She didn’t see John for another three days. She went to work and the grocery store, numb, until she came home and he was in the bedroom. He was seated on the bed, tossing clothes all tumbled into a cardboard box, humming. His head snapped up when she came in, to see her standing there in the doorway still hugging a paper bag of toilet paper and canned beans to her chest. They’d both started talking at once, and she had laughed a little when they stopped short. She stopped laughing after that.

He said, “Hey there, though, I’m getting my stuff. I’m going. I can’t take this anymore.”

“Take what?” Her voice was already weak. She hated herself in those moments.

“You, baby.” He smiled. “This relationship is a goddamn death trap. I should’ve done this ages ago. God, you should’ve done this ages ago. I just don’t even like you very much even. You do this to me – ”

“Me to you?” She interrupted. Often perhaps she had let him say this, tell her that his betrayals were all her fault, but it was too raw and she was too angry to let it twist that way before it reached her. “Me to you, John? I’m not doing anything to you, you asshole, you’re hurting me and I’m so done letting you. Jesus, I can’t believe you.”

He frowned now, and stood up. His arms came up and she flinched, so he paused. “You are just awful. I’m glad I’m finally leaving.”
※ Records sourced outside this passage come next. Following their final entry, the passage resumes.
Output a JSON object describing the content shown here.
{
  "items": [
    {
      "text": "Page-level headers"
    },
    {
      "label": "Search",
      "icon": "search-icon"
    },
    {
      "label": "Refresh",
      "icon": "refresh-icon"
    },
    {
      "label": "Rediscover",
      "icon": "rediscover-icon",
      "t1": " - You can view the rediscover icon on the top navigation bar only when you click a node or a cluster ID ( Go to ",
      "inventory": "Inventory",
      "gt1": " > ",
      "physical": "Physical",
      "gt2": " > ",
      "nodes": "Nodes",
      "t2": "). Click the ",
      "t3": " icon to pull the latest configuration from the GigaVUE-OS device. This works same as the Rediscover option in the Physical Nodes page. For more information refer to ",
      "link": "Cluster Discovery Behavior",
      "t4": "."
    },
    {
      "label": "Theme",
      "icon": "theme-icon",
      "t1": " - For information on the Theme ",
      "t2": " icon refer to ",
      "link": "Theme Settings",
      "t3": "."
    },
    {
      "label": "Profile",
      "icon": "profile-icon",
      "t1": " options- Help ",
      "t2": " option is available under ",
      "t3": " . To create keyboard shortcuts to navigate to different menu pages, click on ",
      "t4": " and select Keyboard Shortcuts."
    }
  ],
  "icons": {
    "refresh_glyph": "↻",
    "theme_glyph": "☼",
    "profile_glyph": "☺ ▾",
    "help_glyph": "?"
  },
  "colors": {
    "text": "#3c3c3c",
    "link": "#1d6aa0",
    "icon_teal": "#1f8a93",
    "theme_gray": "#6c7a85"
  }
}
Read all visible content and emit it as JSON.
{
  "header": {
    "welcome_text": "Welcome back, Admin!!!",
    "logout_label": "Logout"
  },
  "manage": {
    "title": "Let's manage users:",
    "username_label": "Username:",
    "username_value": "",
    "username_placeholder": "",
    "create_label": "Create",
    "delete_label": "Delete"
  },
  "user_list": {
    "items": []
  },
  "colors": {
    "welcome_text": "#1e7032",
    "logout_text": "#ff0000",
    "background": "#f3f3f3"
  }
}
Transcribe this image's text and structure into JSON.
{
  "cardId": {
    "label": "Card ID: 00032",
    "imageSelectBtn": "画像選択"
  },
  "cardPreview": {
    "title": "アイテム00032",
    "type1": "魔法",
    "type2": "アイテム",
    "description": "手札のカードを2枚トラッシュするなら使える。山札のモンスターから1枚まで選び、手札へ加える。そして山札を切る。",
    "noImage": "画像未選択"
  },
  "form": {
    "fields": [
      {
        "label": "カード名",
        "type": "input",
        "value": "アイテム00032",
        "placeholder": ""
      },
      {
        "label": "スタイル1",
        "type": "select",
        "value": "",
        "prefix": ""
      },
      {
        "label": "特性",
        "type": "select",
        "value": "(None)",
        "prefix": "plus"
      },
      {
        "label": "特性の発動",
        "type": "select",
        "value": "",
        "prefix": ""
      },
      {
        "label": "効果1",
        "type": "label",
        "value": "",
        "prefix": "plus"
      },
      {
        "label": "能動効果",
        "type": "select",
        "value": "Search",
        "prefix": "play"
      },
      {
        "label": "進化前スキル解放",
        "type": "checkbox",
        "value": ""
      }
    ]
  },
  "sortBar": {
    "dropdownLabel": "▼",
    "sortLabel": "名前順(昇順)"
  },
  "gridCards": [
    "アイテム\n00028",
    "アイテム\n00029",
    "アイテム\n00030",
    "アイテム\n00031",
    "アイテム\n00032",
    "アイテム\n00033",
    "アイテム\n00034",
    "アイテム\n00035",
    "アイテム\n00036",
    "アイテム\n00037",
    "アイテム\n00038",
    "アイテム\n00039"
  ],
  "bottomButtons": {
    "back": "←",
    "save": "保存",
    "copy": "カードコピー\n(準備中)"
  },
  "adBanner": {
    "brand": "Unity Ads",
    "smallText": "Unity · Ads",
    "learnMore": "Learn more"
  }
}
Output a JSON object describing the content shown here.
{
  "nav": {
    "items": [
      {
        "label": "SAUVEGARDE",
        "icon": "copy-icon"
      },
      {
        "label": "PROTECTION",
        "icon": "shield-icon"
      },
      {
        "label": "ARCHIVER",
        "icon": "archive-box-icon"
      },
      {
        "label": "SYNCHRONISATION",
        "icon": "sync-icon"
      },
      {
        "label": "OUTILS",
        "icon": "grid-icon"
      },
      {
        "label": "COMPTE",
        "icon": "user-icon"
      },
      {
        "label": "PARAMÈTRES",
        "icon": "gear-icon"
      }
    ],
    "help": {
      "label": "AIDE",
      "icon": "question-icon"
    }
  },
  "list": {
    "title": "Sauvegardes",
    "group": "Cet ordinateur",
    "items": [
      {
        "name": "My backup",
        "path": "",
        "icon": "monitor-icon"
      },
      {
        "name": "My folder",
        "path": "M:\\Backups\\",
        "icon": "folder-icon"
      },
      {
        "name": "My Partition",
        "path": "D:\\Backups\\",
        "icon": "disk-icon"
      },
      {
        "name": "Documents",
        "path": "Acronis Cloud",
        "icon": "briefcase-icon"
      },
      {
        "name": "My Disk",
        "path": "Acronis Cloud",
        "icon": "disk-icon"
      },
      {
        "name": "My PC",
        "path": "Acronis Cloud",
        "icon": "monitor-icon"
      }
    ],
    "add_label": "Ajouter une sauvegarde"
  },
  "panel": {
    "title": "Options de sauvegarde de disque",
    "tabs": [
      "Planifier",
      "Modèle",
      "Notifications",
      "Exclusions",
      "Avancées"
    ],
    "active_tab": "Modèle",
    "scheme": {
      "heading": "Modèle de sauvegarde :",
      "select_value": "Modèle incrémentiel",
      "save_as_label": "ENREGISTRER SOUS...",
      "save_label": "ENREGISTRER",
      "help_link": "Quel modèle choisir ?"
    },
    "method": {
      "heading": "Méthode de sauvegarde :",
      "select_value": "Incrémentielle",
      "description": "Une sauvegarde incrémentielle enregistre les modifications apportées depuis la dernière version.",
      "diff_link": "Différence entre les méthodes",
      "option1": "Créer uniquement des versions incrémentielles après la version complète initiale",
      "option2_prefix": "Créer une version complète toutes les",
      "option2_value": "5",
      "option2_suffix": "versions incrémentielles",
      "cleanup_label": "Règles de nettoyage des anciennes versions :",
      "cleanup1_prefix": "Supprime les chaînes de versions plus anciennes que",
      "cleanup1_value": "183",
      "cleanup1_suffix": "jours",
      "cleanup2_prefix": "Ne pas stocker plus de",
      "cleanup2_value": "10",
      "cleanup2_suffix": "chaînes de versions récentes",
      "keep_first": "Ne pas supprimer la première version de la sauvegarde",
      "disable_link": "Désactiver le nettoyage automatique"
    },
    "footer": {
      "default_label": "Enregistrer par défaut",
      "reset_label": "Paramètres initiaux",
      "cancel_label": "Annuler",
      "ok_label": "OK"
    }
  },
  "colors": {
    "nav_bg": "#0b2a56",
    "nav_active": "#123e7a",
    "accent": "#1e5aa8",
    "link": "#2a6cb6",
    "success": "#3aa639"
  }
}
She sprang forward at that, anger flashing up to her face like a wave of heat, her hands rising without her thought.
She slapped him across the face, and when he put his fingers to his cheek and looked at her, astonished, she hit him again. He brought his arms up and she just kept hitting him, hands curled into fists now and knocking into his face with a satisfying thwap each time. He backed up, turned around, and then he ran from the apartment bent forward. She chased him for a few steps before giving up.

The door swung shut and clicked closed just like the last time he’d run out of the apartment. Rose walked back into the bedroom and knocked his box of clothes off the bed, and sat heavily down. The sound of her breathing slowed and evened, and she closed her eyes. Her hands ached, but she stopped feeling them after a few minutes. Then there was nothing left but a small dry hurt in her chest, and nothing else.